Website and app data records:
Start of Block
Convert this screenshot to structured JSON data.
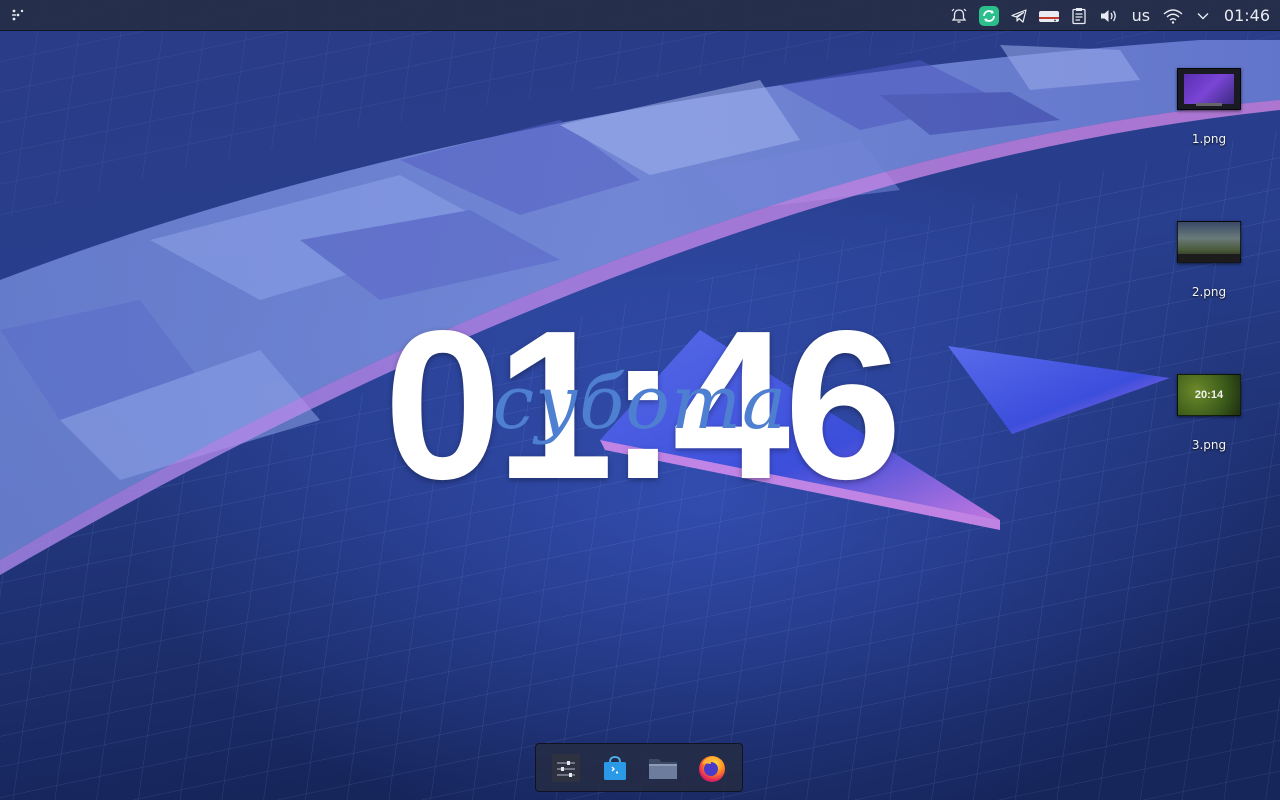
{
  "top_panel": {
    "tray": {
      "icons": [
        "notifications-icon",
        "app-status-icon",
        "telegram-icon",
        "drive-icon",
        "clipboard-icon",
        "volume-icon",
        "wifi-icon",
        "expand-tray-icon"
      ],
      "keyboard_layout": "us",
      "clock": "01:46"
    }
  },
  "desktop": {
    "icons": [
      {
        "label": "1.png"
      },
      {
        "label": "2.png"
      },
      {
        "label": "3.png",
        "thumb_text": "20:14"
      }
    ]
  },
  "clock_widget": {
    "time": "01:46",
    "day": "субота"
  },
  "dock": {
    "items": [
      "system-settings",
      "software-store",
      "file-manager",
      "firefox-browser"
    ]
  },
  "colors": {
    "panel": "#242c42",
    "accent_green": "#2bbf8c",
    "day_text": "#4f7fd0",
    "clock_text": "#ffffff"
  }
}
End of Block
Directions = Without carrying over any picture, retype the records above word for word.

Response box =
Convert this screenshot to structured JSON data.
{
  "top_panel": {
    "tray": {
      "icons": [
        "notifications-icon",
        "app-status-icon",
        "telegram-icon",
        "drive-icon",
        "clipboard-icon",
        "volume-icon",
        "wifi-icon",
        "expand-tray-icon"
      ],
      "keyboard_layout": "us",
      "clock": "01:46"
    }
  },
  "desktop": {
    "icons": [
      {
        "label": "1.png"
      },
      {
        "label": "2.png"
      },
      {
        "label": "3.png",
        "thumb_text": "20:14"
      }
    ]
  },
  "clock_widget": {
    "time": "01:46",
    "day": "субота"
  },
  "dock": {
    "items": [
      "system-settings",
      "software-store",
      "file-manager",
      "firefox-browser"
    ]
  },
  "colors": {
    "panel": "#242c42",
    "accent_green": "#2bbf8c",
    "day_text": "#4f7fd0",
    "clock_text": "#ffffff"
  }
}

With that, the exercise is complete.